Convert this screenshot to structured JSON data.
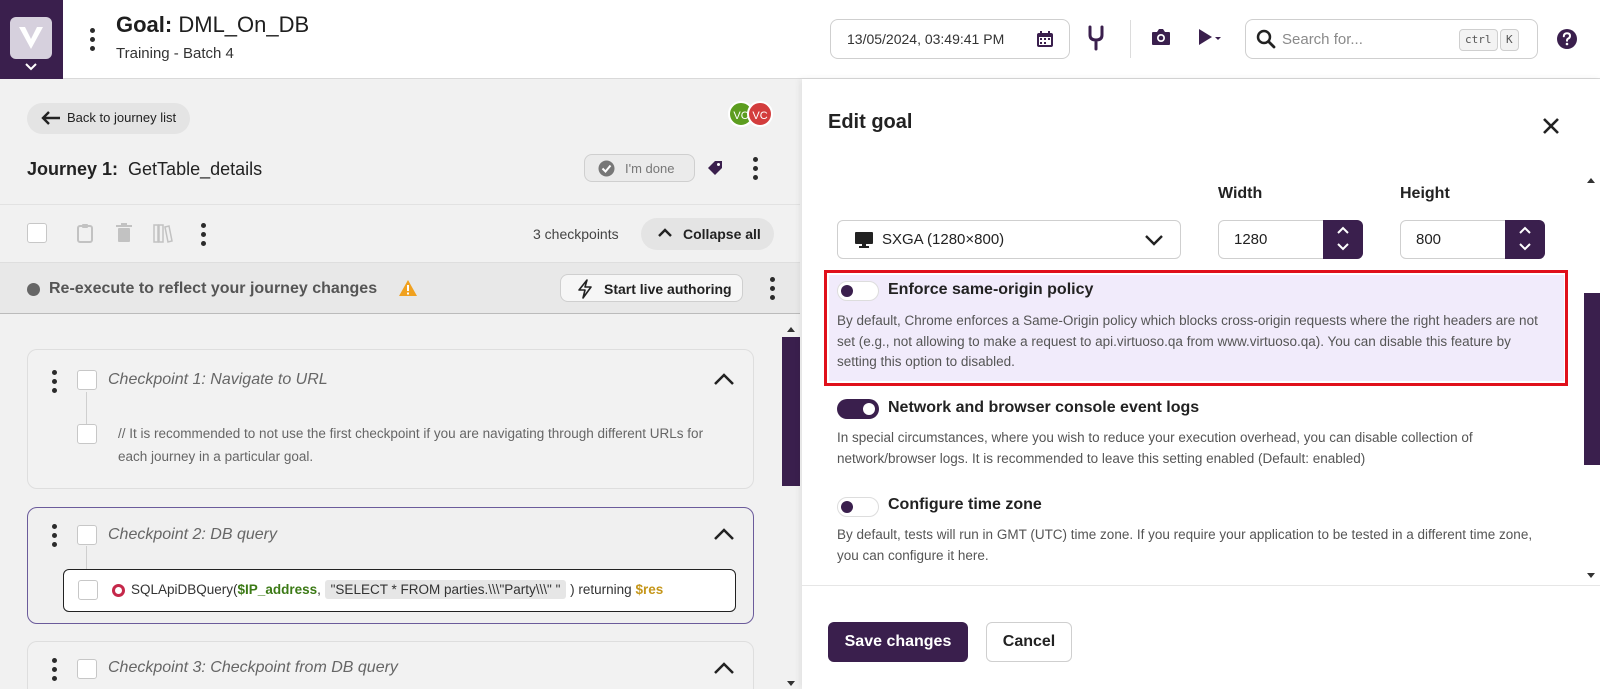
{
  "header": {
    "goal_label": "Goal:",
    "goal_name": "DML_On_DB",
    "subtitle": "Training - Batch 4",
    "date_value": "13/05/2024, 03:49:41 PM",
    "search_placeholder": "Search for...",
    "shortcut_ctrl": "ctrl",
    "shortcut_key": "K"
  },
  "left": {
    "back_label": "Back to journey list",
    "avatar1": "VC",
    "avatar2": "VC",
    "journey_label": "Journey 1:",
    "journey_name": "GetTable_details",
    "done_label": "I'm done",
    "checkpoint_count": "3 checkpoints",
    "collapse_label": "Collapse all",
    "banner_message": "Re-execute to reflect your journey changes",
    "live_label": "Start live authoring",
    "checkpoints": [
      {
        "title": "Checkpoint 1:  Navigate to URL",
        "comment": "// It is recommended to not use the first checkpoint if you are navigating through different URLs for each journey in a particular goal."
      },
      {
        "title": "Checkpoint 2:  DB query",
        "step": {
          "fn": "SQLApiDBQuery(",
          "var": "$IP_address",
          "comma": ",",
          "query": "\"SELECT * FROM parties.\\\\\\\"Party\\\\\\\" \"",
          "close": ") returning",
          "result": "$res"
        }
      },
      {
        "title": "Checkpoint 3:  Checkpoint from DB query"
      }
    ]
  },
  "panel": {
    "title": "Edit goal",
    "width_label": "Width",
    "height_label": "Height",
    "resolution": "SXGA (1280×800)",
    "width_value": "1280",
    "height_value": "800",
    "options": [
      {
        "title": "Enforce same-origin policy",
        "enabled": false,
        "desc": "By default, Chrome enforces a Same-Origin policy which blocks cross-origin requests where the right headers are not set (e.g., not allowing to make a request to api.virtuoso.qa from www.virtuoso.qa). You can disable this feature by setting this option to disabled."
      },
      {
        "title": "Network and browser console event logs",
        "enabled": true,
        "desc": "In special circumstances, where you wish to reduce your execution overhead, you can disable collection of network/browser logs. It is recommended to leave this setting enabled (Default: enabled)"
      },
      {
        "title": "Configure time zone",
        "enabled": false,
        "desc": "By default, tests will run in GMT (UTC) time zone. If you require your application to be tested in a different time zone, you can configure it here."
      }
    ],
    "save_label": "Save changes",
    "cancel_label": "Cancel"
  },
  "colors": {
    "brand": "#3a1f4d",
    "highlight_border": "#e0101b",
    "highlight_bg": "#f1ebfb"
  }
}
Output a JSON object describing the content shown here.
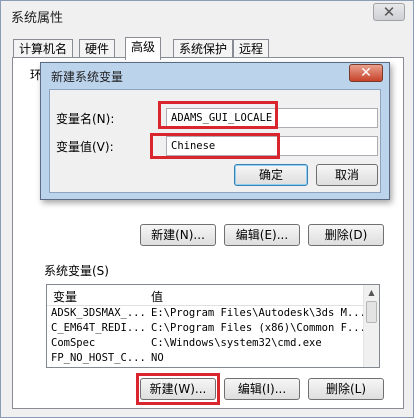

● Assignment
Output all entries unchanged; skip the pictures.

● Output below
Convert this screenshot to structured JSON data.
{
  "header": {
    "goal_label": "Goal:",
    "goal_name": "DML_On_DB",
    "subtitle": "Training - Batch 4",
    "date_value": "13/05/2024, 03:49:41 PM",
    "search_placeholder": "Search for...",
    "shortcut_ctrl": "ctrl",
    "shortcut_key": "K"
  },
  "left": {
    "back_label": "Back to journey list",
    "avatar1": "VC",
    "avatar2": "VC",
    "journey_label": "Journey 1:",
    "journey_name": "GetTable_details",
    "done_label": "I'm done",
    "checkpoint_count": "3 checkpoints",
    "collapse_label": "Collapse all",
    "banner_message": "Re-execute to reflect your journey changes",
    "live_label": "Start live authoring",
    "checkpoints": [
      {
        "title": "Checkpoint 1:  Navigate to URL",
        "comment": "// It is recommended to not use the first checkpoint if you are navigating through different URLs for each journey in a particular goal."
      },
      {
        "title": "Checkpoint 2:  DB query",
        "step": {
          "fn": "SQLApiDBQuery(",
          "var": "$IP_address",
          "comma": ",",
          "query": "\"SELECT * FROM parties.\\\\\\\"Party\\\\\\\" \"",
          "close": ") returning",
          "result": "$res"
        }
      },
      {
        "title": "Checkpoint 3:  Checkpoint from DB query"
      }
    ]
  },
  "panel": {
    "title": "Edit goal",
    "width_label": "Width",
    "height_label": "Height",
    "resolution": "SXGA (1280×800)",
    "width_value": "1280",
    "height_value": "800",
    "options": [
      {
        "title": "Enforce same-origin policy",
        "enabled": false,
        "desc": "By default, Chrome enforces a Same-Origin policy which blocks cross-origin requests where the right headers are not set (e.g., not allowing to make a request to api.virtuoso.qa from www.virtuoso.qa). You can disable this feature by setting this option to disabled."
      },
      {
        "title": "Network and browser console event logs",
        "enabled": true,
        "desc": "In special circumstances, where you wish to reduce your execution overhead, you can disable collection of network/browser logs. It is recommended to leave this setting enabled (Default: enabled)"
      },
      {
        "title": "Configure time zone",
        "enabled": false,
        "desc": "By default, tests will run in GMT (UTC) time zone. If you require your application to be tested in a different time zone, you can configure it here."
      }
    ],
    "save_label": "Save changes",
    "cancel_label": "Cancel"
  },
  "colors": {
    "brand": "#3a1f4d",
    "highlight_border": "#e0101b",
    "highlight_bg": "#f1ebfb"
  }
}
Output a JSON object describing the content shown here.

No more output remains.